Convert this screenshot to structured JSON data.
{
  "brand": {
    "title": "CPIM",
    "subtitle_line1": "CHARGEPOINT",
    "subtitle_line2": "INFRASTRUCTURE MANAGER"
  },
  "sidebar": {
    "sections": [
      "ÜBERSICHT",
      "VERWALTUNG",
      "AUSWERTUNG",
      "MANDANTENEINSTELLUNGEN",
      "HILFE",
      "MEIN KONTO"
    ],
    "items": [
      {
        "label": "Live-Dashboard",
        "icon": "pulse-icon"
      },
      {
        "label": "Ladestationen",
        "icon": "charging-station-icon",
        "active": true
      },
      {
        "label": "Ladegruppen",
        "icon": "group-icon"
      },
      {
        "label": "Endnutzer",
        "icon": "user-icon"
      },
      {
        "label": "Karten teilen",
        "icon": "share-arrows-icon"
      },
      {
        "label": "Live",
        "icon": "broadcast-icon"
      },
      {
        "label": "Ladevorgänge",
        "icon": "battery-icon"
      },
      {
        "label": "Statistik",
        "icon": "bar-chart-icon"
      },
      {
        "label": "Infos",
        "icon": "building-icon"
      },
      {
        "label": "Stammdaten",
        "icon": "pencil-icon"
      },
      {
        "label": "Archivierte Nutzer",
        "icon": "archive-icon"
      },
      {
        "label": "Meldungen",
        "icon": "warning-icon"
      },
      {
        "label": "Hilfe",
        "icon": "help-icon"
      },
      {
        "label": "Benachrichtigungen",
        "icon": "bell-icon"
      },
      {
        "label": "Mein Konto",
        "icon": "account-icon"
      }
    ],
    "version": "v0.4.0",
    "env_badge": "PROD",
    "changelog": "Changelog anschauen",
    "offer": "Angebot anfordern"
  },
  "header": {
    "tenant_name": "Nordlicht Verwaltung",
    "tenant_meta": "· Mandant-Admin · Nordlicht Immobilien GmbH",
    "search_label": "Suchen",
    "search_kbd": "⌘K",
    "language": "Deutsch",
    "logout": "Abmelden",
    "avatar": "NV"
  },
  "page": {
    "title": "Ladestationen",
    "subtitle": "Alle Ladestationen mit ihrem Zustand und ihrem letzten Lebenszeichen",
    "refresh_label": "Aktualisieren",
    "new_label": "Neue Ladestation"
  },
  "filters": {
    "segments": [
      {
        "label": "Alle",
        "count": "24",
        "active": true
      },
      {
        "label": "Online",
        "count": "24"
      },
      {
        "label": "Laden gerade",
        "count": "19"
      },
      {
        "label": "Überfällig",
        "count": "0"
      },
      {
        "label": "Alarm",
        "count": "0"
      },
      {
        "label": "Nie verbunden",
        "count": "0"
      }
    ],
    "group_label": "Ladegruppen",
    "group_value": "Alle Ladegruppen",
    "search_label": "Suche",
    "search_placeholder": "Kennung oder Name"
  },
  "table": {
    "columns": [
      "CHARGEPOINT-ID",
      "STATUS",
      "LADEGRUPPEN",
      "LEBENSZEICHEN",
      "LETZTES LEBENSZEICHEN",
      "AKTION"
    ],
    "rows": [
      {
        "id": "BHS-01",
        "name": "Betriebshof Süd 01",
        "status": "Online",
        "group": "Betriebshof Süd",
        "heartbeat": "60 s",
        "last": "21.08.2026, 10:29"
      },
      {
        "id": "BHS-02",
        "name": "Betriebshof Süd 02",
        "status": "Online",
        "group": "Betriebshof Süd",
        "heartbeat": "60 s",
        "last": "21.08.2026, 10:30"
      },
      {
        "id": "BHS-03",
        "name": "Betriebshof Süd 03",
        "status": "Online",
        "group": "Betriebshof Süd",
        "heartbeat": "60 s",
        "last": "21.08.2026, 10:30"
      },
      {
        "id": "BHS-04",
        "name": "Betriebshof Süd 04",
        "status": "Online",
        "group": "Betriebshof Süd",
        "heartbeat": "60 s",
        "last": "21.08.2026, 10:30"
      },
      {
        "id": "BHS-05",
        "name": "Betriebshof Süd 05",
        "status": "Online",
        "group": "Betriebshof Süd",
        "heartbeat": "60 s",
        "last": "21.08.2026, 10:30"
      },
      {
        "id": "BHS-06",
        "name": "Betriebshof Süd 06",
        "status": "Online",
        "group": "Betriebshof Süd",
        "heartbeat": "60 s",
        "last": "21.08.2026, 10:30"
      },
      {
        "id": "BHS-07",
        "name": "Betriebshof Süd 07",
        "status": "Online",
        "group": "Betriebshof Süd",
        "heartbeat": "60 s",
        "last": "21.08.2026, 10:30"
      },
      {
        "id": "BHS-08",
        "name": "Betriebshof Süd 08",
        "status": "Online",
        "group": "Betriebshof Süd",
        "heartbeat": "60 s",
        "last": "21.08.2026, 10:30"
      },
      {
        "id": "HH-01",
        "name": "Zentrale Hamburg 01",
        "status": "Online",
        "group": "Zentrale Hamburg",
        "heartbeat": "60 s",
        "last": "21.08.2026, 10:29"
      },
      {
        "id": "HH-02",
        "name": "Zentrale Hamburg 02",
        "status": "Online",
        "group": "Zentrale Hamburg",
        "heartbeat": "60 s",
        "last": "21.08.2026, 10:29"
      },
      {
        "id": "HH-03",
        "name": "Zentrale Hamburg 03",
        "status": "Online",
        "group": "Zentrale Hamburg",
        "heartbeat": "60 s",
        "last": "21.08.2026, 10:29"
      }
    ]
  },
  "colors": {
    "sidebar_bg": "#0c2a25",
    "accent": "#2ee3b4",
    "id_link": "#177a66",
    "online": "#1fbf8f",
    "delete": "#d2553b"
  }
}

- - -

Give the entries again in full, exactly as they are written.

Convert this screenshot to structured JSON data.
{
  "brand": {
    "title": "CPIM",
    "subtitle_line1": "CHARGEPOINT",
    "subtitle_line2": "INFRASTRUCTURE MANAGER"
  },
  "sidebar": {
    "sections": [
      "ÜBERSICHT",
      "VERWALTUNG",
      "AUSWERTUNG",
      "MANDANTENEINSTELLUNGEN",
      "HILFE",
      "MEIN KONTO"
    ],
    "items": [
      {
        "label": "Live-Dashboard",
        "icon": "pulse-icon"
      },
      {
        "label": "Ladestationen",
        "icon": "charging-station-icon",
        "active": true
      },
      {
        "label": "Ladegruppen",
        "icon": "group-icon"
      },
      {
        "label": "Endnutzer",
        "icon": "user-icon"
      },
      {
        "label": "Karten teilen",
        "icon": "share-arrows-icon"
      },
      {
        "label": "Live",
        "icon": "broadcast-icon"
      },
      {
        "label": "Ladevorgänge",
        "icon": "battery-icon"
      },
      {
        "label": "Statistik",
        "icon": "bar-chart-icon"
      },
      {
        "label": "Infos",
        "icon": "building-icon"
      },
      {
        "label": "Stammdaten",
        "icon": "pencil-icon"
      },
      {
        "label": "Archivierte Nutzer",
        "icon": "archive-icon"
      },
      {
        "label": "Meldungen",
        "icon": "warning-icon"
      },
      {
        "label": "Hilfe",
        "icon": "help-icon"
      },
      {
        "label": "Benachrichtigungen",
        "icon": "bell-icon"
      },
      {
        "label": "Mein Konto",
        "icon": "account-icon"
      }
    ],
    "version": "v0.4.0",
    "env_badge": "PROD",
    "changelog": "Changelog anschauen",
    "offer": "Angebot anfordern"
  },
  "header": {
    "tenant_name": "Nordlicht Verwaltung",
    "tenant_meta": "· Mandant-Admin · Nordlicht Immobilien GmbH",
    "search_label": "Suchen",
    "search_kbd": "⌘K",
    "language": "Deutsch",
    "logout": "Abmelden",
    "avatar": "NV"
  },
  "page": {
    "title": "Ladestationen",
    "subtitle": "Alle Ladestationen mit ihrem Zustand und ihrem letzten Lebenszeichen",
    "refresh_label": "Aktualisieren",
    "new_label": "Neue Ladestation"
  },
  "filters": {
    "segments": [
      {
        "label": "Alle",
        "count": "24",
        "active": true
      },
      {
        "label": "Online",
        "count": "24"
      },
      {
        "label": "Laden gerade",
        "count": "19"
      },
      {
        "label": "Überfällig",
        "count": "0"
      },
      {
        "label": "Alarm",
        "count": "0"
      },
      {
        "label": "Nie verbunden",
        "count": "0"
      }
    ],
    "group_label": "Ladegruppen",
    "group_value": "Alle Ladegruppen",
    "search_label": "Suche",
    "search_placeholder": "Kennung oder Name"
  },
  "table": {
    "columns": [
      "CHARGEPOINT-ID",
      "STATUS",
      "LADEGRUPPEN",
      "LEBENSZEICHEN",
      "LETZTES LEBENSZEICHEN",
      "AKTION"
    ],
    "rows": [
      {
        "id": "BHS-01",
        "name": "Betriebshof Süd 01",
        "status": "Online",
        "group": "Betriebshof Süd",
        "heartbeat": "60 s",
        "last": "21.08.2026, 10:29"
      },
      {
        "id": "BHS-02",
        "name": "Betriebshof Süd 02",
        "status": "Online",
        "group": "Betriebshof Süd",
        "heartbeat": "60 s",
        "last": "21.08.2026, 10:30"
      },
      {
        "id": "BHS-03",
        "name": "Betriebshof Süd 03",
        "status": "Online",
        "group": "Betriebshof Süd",
        "heartbeat": "60 s",
        "last": "21.08.2026, 10:30"
      },
      {
        "id": "BHS-04",
        "name": "Betriebshof Süd 04",
        "status": "Online",
        "group": "Betriebshof Süd",
        "heartbeat": "60 s",
        "last": "21.08.2026, 10:30"
      },
      {
        "id": "BHS-05",
        "name": "Betriebshof Süd 05",
        "status": "Online",
        "group": "Betriebshof Süd",
        "heartbeat": "60 s",
        "last": "21.08.2026, 10:30"
      },
      {
        "id": "BHS-06",
        "name": "Betriebshof Süd 06",
        "status": "Online",
        "group": "Betriebshof Süd",
        "heartbeat": "60 s",
        "last": "21.08.2026, 10:30"
      },
      {
        "id": "BHS-07",
        "name": "Betriebshof Süd 07",
        "status": "Online",
        "group": "Betriebshof Süd",
        "heartbeat": "60 s",
        "last": "21.08.2026, 10:30"
      },
      {
        "id": "BHS-08",
        "name": "Betriebshof Süd 08",
        "status": "Online",
        "group": "Betriebshof Süd",
        "heartbeat": "60 s",
        "last": "21.08.2026, 10:30"
      },
      {
        "id": "HH-01",
        "name": "Zentrale Hamburg 01",
        "status": "Online",
        "group": "Zentrale Hamburg",
        "heartbeat": "60 s",
        "last": "21.08.2026, 10:29"
      },
      {
        "id": "HH-02",
        "name": "Zentrale Hamburg 02",
        "status": "Online",
        "group": "Zentrale Hamburg",
        "heartbeat": "60 s",
        "last": "21.08.2026, 10:29"
      },
      {
        "id": "HH-03",
        "name": "Zentrale Hamburg 03",
        "status": "Online",
        "group": "Zentrale Hamburg",
        "heartbeat": "60 s",
        "last": "21.08.2026, 10:29"
      }
    ]
  },
  "colors": {
    "sidebar_bg": "#0c2a25",
    "accent": "#2ee3b4",
    "id_link": "#177a66",
    "online": "#1fbf8f",
    "delete": "#d2553b"
  }
}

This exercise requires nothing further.